§ Task:
Nothing may be left out of the listing below but its images; repeat the rest exactly.

···

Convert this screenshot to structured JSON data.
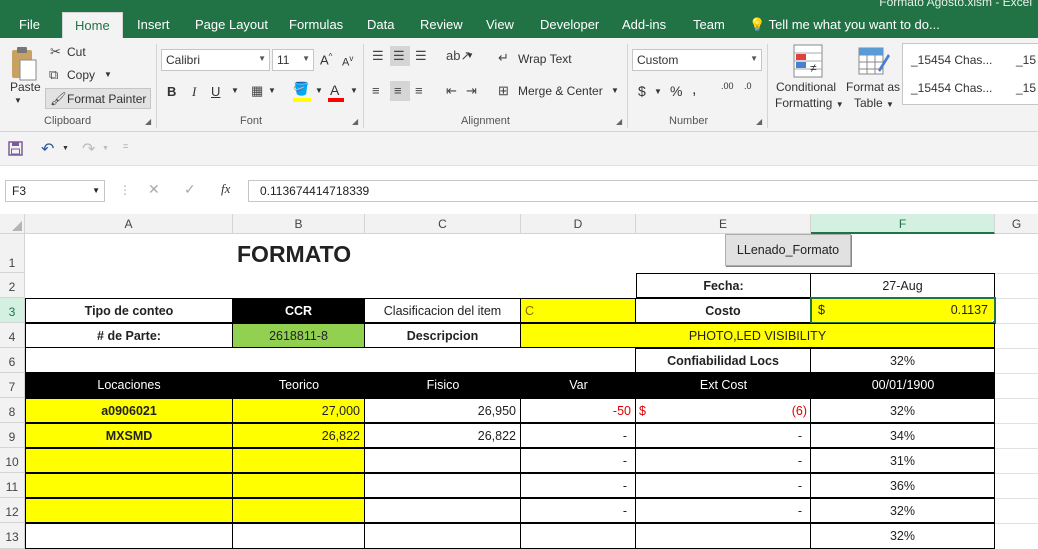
{
  "doc_title": "Formato Agosto.xlsm - Excel",
  "tabs": [
    "File",
    "Home",
    "Insert",
    "Page Layout",
    "Formulas",
    "Data",
    "Review",
    "View",
    "Developer",
    "Add-ins",
    "Team"
  ],
  "tell_me": "Tell me what you want to do...",
  "clipboard": {
    "paste": "Paste",
    "cut": "Cut",
    "copy": "Copy",
    "format_painter": "Format Painter",
    "label": "Clipboard"
  },
  "font": {
    "name": "Calibri",
    "size": "11",
    "label": "Font",
    "bold": "B",
    "italic": "I",
    "underline": "U"
  },
  "alignment": {
    "wrap": "Wrap Text",
    "merge": "Merge & Center",
    "label": "Alignment"
  },
  "number": {
    "format": "Custom",
    "label": "Number",
    "dollar": "$",
    "percent": "%",
    "comma": ",",
    "inc_dec": ".00",
    "dec_dec": ".0"
  },
  "styles": {
    "conditional": "Conditional",
    "formatting": "Formatting",
    "format_as": "Format as",
    "table": "Table",
    "style1": "_15454 Chas...",
    "style2": "_15454 Chas...",
    "style3": "_15",
    "style4": "_15"
  },
  "name_box": "F3",
  "formula": "0.113674414718339",
  "columns": [
    "A",
    "B",
    "C",
    "D",
    "E",
    "F",
    "G"
  ],
  "rows": [
    "1",
    "2",
    "3",
    "4",
    "6",
    "7",
    "8",
    "9",
    "10",
    "11",
    "12",
    "13"
  ],
  "button_llenado": "LLenado_Formato",
  "sheet": {
    "formato": "FORMATO",
    "fecha_label": "Fecha:",
    "fecha_value": "27-Aug",
    "tipo_conteo": "Tipo de conteo",
    "ccr": "CCR",
    "clasificacion": "Clasificacion del item",
    "clasificacion_val": "C",
    "costo_label": "Costo",
    "costo_sign": "$",
    "costo_value": "0.1137",
    "parte_label": "# de Parte:",
    "parte_value": "2618811-8",
    "descripcion": "Descripcion",
    "descripcion_value": "PHOTO,LED VISIBILITY",
    "confiabilidad": "Confiabilidad Locs",
    "confiabilidad_val": "32%",
    "headers": [
      "Locaciones",
      "Teorico",
      "Fisico",
      "Var",
      "Ext Cost",
      "00/01/1900"
    ],
    "data_rows": [
      {
        "loc": "a0906021",
        "teorico": "27,000",
        "fisico": "26,950",
        "var": "-50",
        "ext_sign": "$",
        "ext": "(6)",
        "pct": "32%"
      },
      {
        "loc": "MXSMD",
        "teorico": "26,822",
        "fisico": "26,822",
        "var": "-",
        "ext_sign": "",
        "ext": "-",
        "pct": "34%"
      },
      {
        "loc": "",
        "teorico": "",
        "fisico": "",
        "var": "-",
        "ext_sign": "",
        "ext": "-",
        "pct": "31%"
      },
      {
        "loc": "",
        "teorico": "",
        "fisico": "",
        "var": "-",
        "ext_sign": "",
        "ext": "-",
        "pct": "36%"
      },
      {
        "loc": "",
        "teorico": "",
        "fisico": "",
        "var": "-",
        "ext_sign": "",
        "ext": "-",
        "pct": "32%"
      },
      {
        "loc": "",
        "teorico": "",
        "fisico": "",
        "var": "",
        "ext_sign": "",
        "ext": "",
        "pct": "32%"
      }
    ]
  }
}
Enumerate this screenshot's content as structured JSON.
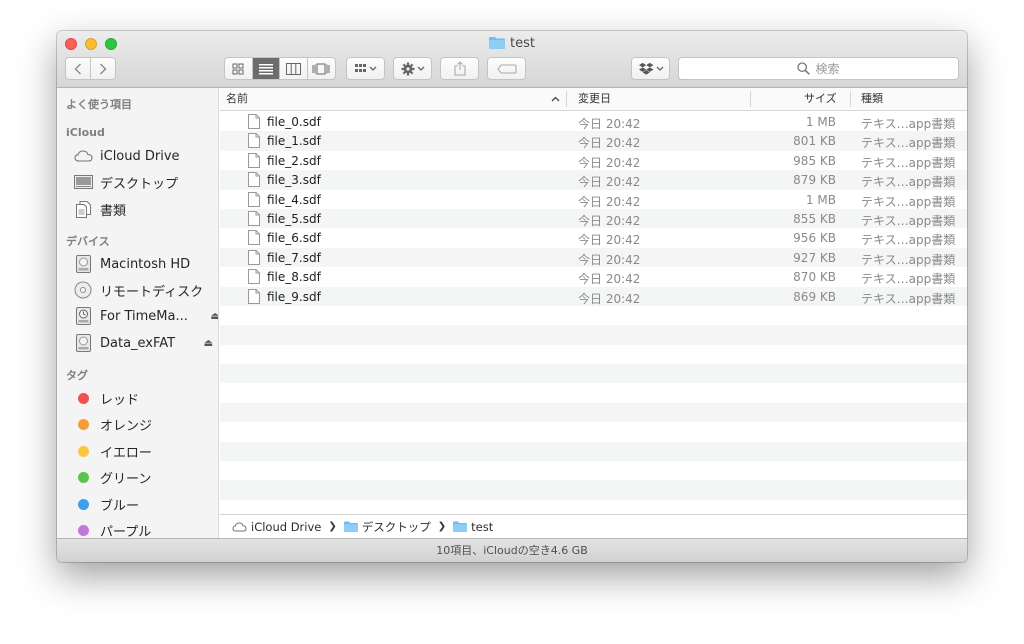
{
  "window": {
    "title": "test"
  },
  "toolbar": {
    "back_icon": "chevron-left-icon",
    "forward_icon": "chevron-right-icon",
    "view_modes": [
      "icon-view",
      "list-view",
      "column-view",
      "coverflow-view"
    ],
    "active_view": "list-view",
    "search_placeholder": "検索"
  },
  "sidebar": {
    "favorites_heading": "よく使う項目",
    "icloud_heading": "iCloud",
    "icloud_items": [
      {
        "label": "iCloud Drive",
        "icon": "cloud-icon"
      },
      {
        "label": "デスクトップ",
        "icon": "desktop-icon"
      },
      {
        "label": "書類",
        "icon": "documents-icon"
      }
    ],
    "devices_heading": "デバイス",
    "device_items": [
      {
        "label": "Macintosh HD",
        "icon": "harddrive-icon"
      },
      {
        "label": "リモートディスク",
        "icon": "disc-icon"
      },
      {
        "label": "For TimeMa...",
        "icon": "timemachine-drive-icon",
        "eject": "⏏"
      },
      {
        "label": "Data_exFAT",
        "icon": "external-drive-icon",
        "eject": "⏏"
      }
    ],
    "tags_heading": "タグ",
    "tag_items": [
      {
        "label": "レッド",
        "color": "#f0524f"
      },
      {
        "label": "オレンジ",
        "color": "#f59d38"
      },
      {
        "label": "イエロー",
        "color": "#f7c93c"
      },
      {
        "label": "グリーン",
        "color": "#5bc44e"
      },
      {
        "label": "ブルー",
        "color": "#3d9ff0"
      },
      {
        "label": "パープル",
        "color": "#c078d6"
      }
    ]
  },
  "list": {
    "columns": {
      "name": "名前",
      "date": "変更日",
      "size": "サイズ",
      "kind": "種類"
    },
    "sort_indicator": "^",
    "files": [
      {
        "name": "file_0.sdf",
        "date": "今日 20:42",
        "size": "1 MB",
        "kind": "テキス…app書類"
      },
      {
        "name": "file_1.sdf",
        "date": "今日 20:42",
        "size": "801 KB",
        "kind": "テキス…app書類"
      },
      {
        "name": "file_2.sdf",
        "date": "今日 20:42",
        "size": "985 KB",
        "kind": "テキス…app書類"
      },
      {
        "name": "file_3.sdf",
        "date": "今日 20:42",
        "size": "879 KB",
        "kind": "テキス…app書類"
      },
      {
        "name": "file_4.sdf",
        "date": "今日 20:42",
        "size": "1 MB",
        "kind": "テキス…app書類"
      },
      {
        "name": "file_5.sdf",
        "date": "今日 20:42",
        "size": "855 KB",
        "kind": "テキス…app書類"
      },
      {
        "name": "file_6.sdf",
        "date": "今日 20:42",
        "size": "956 KB",
        "kind": "テキス…app書類"
      },
      {
        "name": "file_7.sdf",
        "date": "今日 20:42",
        "size": "927 KB",
        "kind": "テキス…app書類"
      },
      {
        "name": "file_8.sdf",
        "date": "今日 20:42",
        "size": "870 KB",
        "kind": "テキス…app書類"
      },
      {
        "name": "file_9.sdf",
        "date": "今日 20:42",
        "size": "869 KB",
        "kind": "テキス…app書類"
      }
    ]
  },
  "pathbar": {
    "crumbs": [
      {
        "label": "iCloud Drive",
        "icon": "cloud-icon"
      },
      {
        "label": "デスクトップ",
        "icon": "folder-icon"
      },
      {
        "label": "test",
        "icon": "folder-icon"
      }
    ],
    "separator": "❯"
  },
  "statusbar": {
    "text": "10項目、iCloudの空き4.6 GB"
  }
}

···

§ Solved exercise:
Convert this screenshot to structured JSON data.
{
  "doc_title": "Formato Agosto.xlsm - Excel",
  "tabs": [
    "File",
    "Home",
    "Insert",
    "Page Layout",
    "Formulas",
    "Data",
    "Review",
    "View",
    "Developer",
    "Add-ins",
    "Team"
  ],
  "tell_me": "Tell me what you want to do...",
  "clipboard": {
    "paste": "Paste",
    "cut": "Cut",
    "copy": "Copy",
    "format_painter": "Format Painter",
    "label": "Clipboard"
  },
  "font": {
    "name": "Calibri",
    "size": "11",
    "label": "Font",
    "bold": "B",
    "italic": "I",
    "underline": "U"
  },
  "alignment": {
    "wrap": "Wrap Text",
    "merge": "Merge & Center",
    "label": "Alignment"
  },
  "number": {
    "format": "Custom",
    "label": "Number",
    "dollar": "$",
    "percent": "%",
    "comma": ",",
    "inc_dec": ".00",
    "dec_dec": ".0"
  },
  "styles": {
    "conditional": "Conditional",
    "formatting": "Formatting",
    "format_as": "Format as",
    "table": "Table",
    "style1": "_15454 Chas...",
    "style2": "_15454 Chas...",
    "style3": "_15",
    "style4": "_15"
  },
  "name_box": "F3",
  "formula": "0.113674414718339",
  "columns": [
    "A",
    "B",
    "C",
    "D",
    "E",
    "F",
    "G"
  ],
  "rows": [
    "1",
    "2",
    "3",
    "4",
    "6",
    "7",
    "8",
    "9",
    "10",
    "11",
    "12",
    "13"
  ],
  "button_llenado": "LLenado_Formato",
  "sheet": {
    "formato": "FORMATO",
    "fecha_label": "Fecha:",
    "fecha_value": "27-Aug",
    "tipo_conteo": "Tipo de conteo",
    "ccr": "CCR",
    "clasificacion": "Clasificacion del item",
    "clasificacion_val": "C",
    "costo_label": "Costo",
    "costo_sign": "$",
    "costo_value": "0.1137",
    "parte_label": "# de Parte:",
    "parte_value": "2618811-8",
    "descripcion": "Descripcion",
    "descripcion_value": "PHOTO,LED VISIBILITY",
    "confiabilidad": "Confiabilidad Locs",
    "confiabilidad_val": "32%",
    "headers": [
      "Locaciones",
      "Teorico",
      "Fisico",
      "Var",
      "Ext Cost",
      "00/01/1900"
    ],
    "data_rows": [
      {
        "loc": "a0906021",
        "teorico": "27,000",
        "fisico": "26,950",
        "var": "-50",
        "ext_sign": "$",
        "ext": "(6)",
        "pct": "32%"
      },
      {
        "loc": "MXSMD",
        "teorico": "26,822",
        "fisico": "26,822",
        "var": "-",
        "ext_sign": "",
        "ext": "-",
        "pct": "34%"
      },
      {
        "loc": "",
        "teorico": "",
        "fisico": "",
        "var": "-",
        "ext_sign": "",
        "ext": "-",
        "pct": "31%"
      },
      {
        "loc": "",
        "teorico": "",
        "fisico": "",
        "var": "-",
        "ext_sign": "",
        "ext": "-",
        "pct": "36%"
      },
      {
        "loc": "",
        "teorico": "",
        "fisico": "",
        "var": "-",
        "ext_sign": "",
        "ext": "-",
        "pct": "32%"
      },
      {
        "loc": "",
        "teorico": "",
        "fisico": "",
        "var": "",
        "ext_sign": "",
        "ext": "",
        "pct": "32%"
      }
    ]
  }
}
Enumerate this screenshot's content as structured JSON.
{
  "window": {
    "title": "test"
  },
  "toolbar": {
    "back_icon": "chevron-left-icon",
    "forward_icon": "chevron-right-icon",
    "view_modes": [
      "icon-view",
      "list-view",
      "column-view",
      "coverflow-view"
    ],
    "active_view": "list-view",
    "search_placeholder": "検索"
  },
  "sidebar": {
    "favorites_heading": "よく使う項目",
    "icloud_heading": "iCloud",
    "icloud_items": [
      {
        "label": "iCloud Drive",
        "icon": "cloud-icon"
      },
      {
        "label": "デスクトップ",
        "icon": "desktop-icon"
      },
      {
        "label": "書類",
        "icon": "documents-icon"
      }
    ],
    "devices_heading": "デバイス",
    "device_items": [
      {
        "label": "Macintosh HD",
        "icon": "harddrive-icon"
      },
      {
        "label": "リモートディスク",
        "icon": "disc-icon"
      },
      {
        "label": "For TimeMa...",
        "icon": "timemachine-drive-icon",
        "eject": "⏏"
      },
      {
        "label": "Data_exFAT",
        "icon": "external-drive-icon",
        "eject": "⏏"
      }
    ],
    "tags_heading": "タグ",
    "tag_items": [
      {
        "label": "レッド",
        "color": "#f0524f"
      },
      {
        "label": "オレンジ",
        "color": "#f59d38"
      },
      {
        "label": "イエロー",
        "color": "#f7c93c"
      },
      {
        "label": "グリーン",
        "color": "#5bc44e"
      },
      {
        "label": "ブルー",
        "color": "#3d9ff0"
      },
      {
        "label": "パープル",
        "color": "#c078d6"
      }
    ]
  },
  "list": {
    "columns": {
      "name": "名前",
      "date": "変更日",
      "size": "サイズ",
      "kind": "種類"
    },
    "sort_indicator": "^",
    "files": [
      {
        "name": "file_0.sdf",
        "date": "今日 20:42",
        "size": "1 MB",
        "kind": "テキス…app書類"
      },
      {
        "name": "file_1.sdf",
        "date": "今日 20:42",
        "size": "801 KB",
        "kind": "テキス…app書類"
      },
      {
        "name": "file_2.sdf",
        "date": "今日 20:42",
        "size": "985 KB",
        "kind": "テキス…app書類"
      },
      {
        "name": "file_3.sdf",
        "date": "今日 20:42",
        "size": "879 KB",
        "kind": "テキス…app書類"
      },
      {
        "name": "file_4.sdf",
        "date": "今日 20:42",
        "size": "1 MB",
        "kind": "テキス…app書類"
      },
      {
        "name": "file_5.sdf",
        "date": "今日 20:42",
        "size": "855 KB",
        "kind": "テキス…app書類"
      },
      {
        "name": "file_6.sdf",
        "date": "今日 20:42",
        "size": "956 KB",
        "kind": "テキス…app書類"
      },
      {
        "name": "file_7.sdf",
        "date": "今日 20:42",
        "size": "927 KB",
        "kind": "テキス…app書類"
      },
      {
        "name": "file_8.sdf",
        "date": "今日 20:42",
        "size": "870 KB",
        "kind": "テキス…app書類"
      },
      {
        "name": "file_9.sdf",
        "date": "今日 20:42",
        "size": "869 KB",
        "kind": "テキス…app書類"
      }
    ]
  },
  "pathbar": {
    "crumbs": [
      {
        "label": "iCloud Drive",
        "icon": "cloud-icon"
      },
      {
        "label": "デスクトップ",
        "icon": "folder-icon"
      },
      {
        "label": "test",
        "icon": "folder-icon"
      }
    ],
    "separator": "❯"
  },
  "statusbar": {
    "text": "10項目、iCloudの空き4.6 GB"
  }
}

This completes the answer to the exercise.